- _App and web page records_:
##########
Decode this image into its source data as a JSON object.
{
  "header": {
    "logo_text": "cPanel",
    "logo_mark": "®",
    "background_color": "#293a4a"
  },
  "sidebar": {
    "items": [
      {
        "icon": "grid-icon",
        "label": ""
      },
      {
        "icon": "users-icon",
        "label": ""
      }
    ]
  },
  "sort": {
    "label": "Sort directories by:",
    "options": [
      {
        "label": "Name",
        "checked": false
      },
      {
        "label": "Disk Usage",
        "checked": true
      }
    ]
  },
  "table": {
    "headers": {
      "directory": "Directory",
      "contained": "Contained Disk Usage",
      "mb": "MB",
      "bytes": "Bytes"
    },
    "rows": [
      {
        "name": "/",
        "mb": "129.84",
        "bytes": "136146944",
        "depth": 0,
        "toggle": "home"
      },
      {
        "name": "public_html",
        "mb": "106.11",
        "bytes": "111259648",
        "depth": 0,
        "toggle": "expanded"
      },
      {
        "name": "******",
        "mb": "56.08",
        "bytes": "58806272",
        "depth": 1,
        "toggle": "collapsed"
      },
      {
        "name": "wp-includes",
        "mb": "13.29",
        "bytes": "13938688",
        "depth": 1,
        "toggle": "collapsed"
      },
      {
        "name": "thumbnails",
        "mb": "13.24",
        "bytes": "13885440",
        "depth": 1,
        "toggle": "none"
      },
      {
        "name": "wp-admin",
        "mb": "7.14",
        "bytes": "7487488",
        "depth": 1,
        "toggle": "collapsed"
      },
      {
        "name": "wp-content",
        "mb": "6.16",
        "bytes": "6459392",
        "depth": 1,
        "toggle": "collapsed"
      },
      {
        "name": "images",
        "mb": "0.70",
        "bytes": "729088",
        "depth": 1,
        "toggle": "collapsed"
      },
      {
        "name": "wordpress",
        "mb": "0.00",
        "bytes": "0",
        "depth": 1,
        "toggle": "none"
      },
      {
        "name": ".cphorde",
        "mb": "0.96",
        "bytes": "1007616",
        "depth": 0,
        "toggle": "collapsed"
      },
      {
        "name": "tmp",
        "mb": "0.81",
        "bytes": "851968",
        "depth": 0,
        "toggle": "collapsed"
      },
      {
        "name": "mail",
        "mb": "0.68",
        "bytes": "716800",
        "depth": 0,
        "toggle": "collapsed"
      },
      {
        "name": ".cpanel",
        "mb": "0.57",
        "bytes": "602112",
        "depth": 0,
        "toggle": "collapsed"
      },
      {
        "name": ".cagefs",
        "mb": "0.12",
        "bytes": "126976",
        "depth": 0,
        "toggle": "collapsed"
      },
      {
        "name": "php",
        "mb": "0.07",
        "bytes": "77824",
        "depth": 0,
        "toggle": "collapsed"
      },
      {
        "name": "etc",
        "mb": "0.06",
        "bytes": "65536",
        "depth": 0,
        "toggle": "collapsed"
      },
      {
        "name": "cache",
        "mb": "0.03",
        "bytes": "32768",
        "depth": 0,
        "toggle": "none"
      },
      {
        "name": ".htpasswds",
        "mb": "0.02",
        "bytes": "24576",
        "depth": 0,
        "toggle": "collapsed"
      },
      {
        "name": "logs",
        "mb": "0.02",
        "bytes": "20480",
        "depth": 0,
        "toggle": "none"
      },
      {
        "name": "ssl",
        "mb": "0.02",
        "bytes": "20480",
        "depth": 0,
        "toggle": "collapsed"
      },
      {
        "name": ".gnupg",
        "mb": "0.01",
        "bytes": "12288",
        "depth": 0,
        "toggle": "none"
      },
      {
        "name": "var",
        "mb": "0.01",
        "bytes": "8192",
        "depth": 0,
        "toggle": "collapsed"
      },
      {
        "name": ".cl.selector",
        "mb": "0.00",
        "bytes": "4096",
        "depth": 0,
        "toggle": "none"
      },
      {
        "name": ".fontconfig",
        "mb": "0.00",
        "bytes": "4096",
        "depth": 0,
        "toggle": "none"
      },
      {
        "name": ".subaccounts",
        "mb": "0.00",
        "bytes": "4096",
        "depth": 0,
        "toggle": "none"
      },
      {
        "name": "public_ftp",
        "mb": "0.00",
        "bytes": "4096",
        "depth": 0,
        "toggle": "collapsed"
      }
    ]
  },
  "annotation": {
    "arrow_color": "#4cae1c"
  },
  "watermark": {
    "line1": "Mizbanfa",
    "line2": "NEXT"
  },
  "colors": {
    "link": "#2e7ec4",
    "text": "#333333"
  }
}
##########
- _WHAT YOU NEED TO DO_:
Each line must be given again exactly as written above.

- _SOLUTION TO THIS PROBLEM_:
Decode this image into its source data as a JSON object.
{
  "header": {
    "logo_text": "cPanel",
    "logo_mark": "®",
    "background_color": "#293a4a"
  },
  "sidebar": {
    "items": [
      {
        "icon": "grid-icon",
        "label": ""
      },
      {
        "icon": "users-icon",
        "label": ""
      }
    ]
  },
  "sort": {
    "label": "Sort directories by:",
    "options": [
      {
        "label": "Name",
        "checked": false
      },
      {
        "label": "Disk Usage",
        "checked": true
      }
    ]
  },
  "table": {
    "headers": {
      "directory": "Directory",
      "contained": "Contained Disk Usage",
      "mb": "MB",
      "bytes": "Bytes"
    },
    "rows": [
      {
        "name": "/",
        "mb": "129.84",
        "bytes": "136146944",
        "depth": 0,
        "toggle": "home"
      },
      {
        "name": "public_html",
        "mb": "106.11",
        "bytes": "111259648",
        "depth": 0,
        "toggle": "expanded"
      },
      {
        "name": "******",
        "mb": "56.08",
        "bytes": "58806272",
        "depth": 1,
        "toggle": "collapsed"
      },
      {
        "name": "wp-includes",
        "mb": "13.29",
        "bytes": "13938688",
        "depth": 1,
        "toggle": "collapsed"
      },
      {
        "name": "thumbnails",
        "mb": "13.24",
        "bytes": "13885440",
        "depth": 1,
        "toggle": "none"
      },
      {
        "name": "wp-admin",
        "mb": "7.14",
        "bytes": "7487488",
        "depth": 1,
        "toggle": "collapsed"
      },
      {
        "name": "wp-content",
        "mb": "6.16",
        "bytes": "6459392",
        "depth": 1,
        "toggle": "collapsed"
      },
      {
        "name": "images",
        "mb": "0.70",
        "bytes": "729088",
        "depth": 1,
        "toggle": "collapsed"
      },
      {
        "name": "wordpress",
        "mb": "0.00",
        "bytes": "0",
        "depth": 1,
        "toggle": "none"
      },
      {
        "name": ".cphorde",
        "mb": "0.96",
        "bytes": "1007616",
        "depth": 0,
        "toggle": "collapsed"
      },
      {
        "name": "tmp",
        "mb": "0.81",
        "bytes": "851968",
        "depth": 0,
        "toggle": "collapsed"
      },
      {
        "name": "mail",
        "mb": "0.68",
        "bytes": "716800",
        "depth": 0,
        "toggle": "collapsed"
      },
      {
        "name": ".cpanel",
        "mb": "0.57",
        "bytes": "602112",
        "depth": 0,
        "toggle": "collapsed"
      },
      {
        "name": ".cagefs",
        "mb": "0.12",
        "bytes": "126976",
        "depth": 0,
        "toggle": "collapsed"
      },
      {
        "name": "php",
        "mb": "0.07",
        "bytes": "77824",
        "depth": 0,
        "toggle": "collapsed"
      },
      {
        "name": "etc",
        "mb": "0.06",
        "bytes": "65536",
        "depth": 0,
        "toggle": "collapsed"
      },
      {
        "name": "cache",
        "mb": "0.03",
        "bytes": "32768",
        "depth": 0,
        "toggle": "none"
      },
      {
        "name": ".htpasswds",
        "mb": "0.02",
        "bytes": "24576",
        "depth": 0,
        "toggle": "collapsed"
      },
      {
        "name": "logs",
        "mb": "0.02",
        "bytes": "20480",
        "depth": 0,
        "toggle": "none"
      },
      {
        "name": "ssl",
        "mb": "0.02",
        "bytes": "20480",
        "depth": 0,
        "toggle": "collapsed"
      },
      {
        "name": ".gnupg",
        "mb": "0.01",
        "bytes": "12288",
        "depth": 0,
        "toggle": "none"
      },
      {
        "name": "var",
        "mb": "0.01",
        "bytes": "8192",
        "depth": 0,
        "toggle": "collapsed"
      },
      {
        "name": ".cl.selector",
        "mb": "0.00",
        "bytes": "4096",
        "depth": 0,
        "toggle": "none"
      },
      {
        "name": ".fontconfig",
        "mb": "0.00",
        "bytes": "4096",
        "depth": 0,
        "toggle": "none"
      },
      {
        "name": ".subaccounts",
        "mb": "0.00",
        "bytes": "4096",
        "depth": 0,
        "toggle": "none"
      },
      {
        "name": "public_ftp",
        "mb": "0.00",
        "bytes": "4096",
        "depth": 0,
        "toggle": "collapsed"
      }
    ]
  },
  "annotation": {
    "arrow_color": "#4cae1c"
  },
  "watermark": {
    "line1": "Mizbanfa",
    "line2": "NEXT"
  },
  "colors": {
    "link": "#2e7ec4",
    "text": "#333333"
  }
}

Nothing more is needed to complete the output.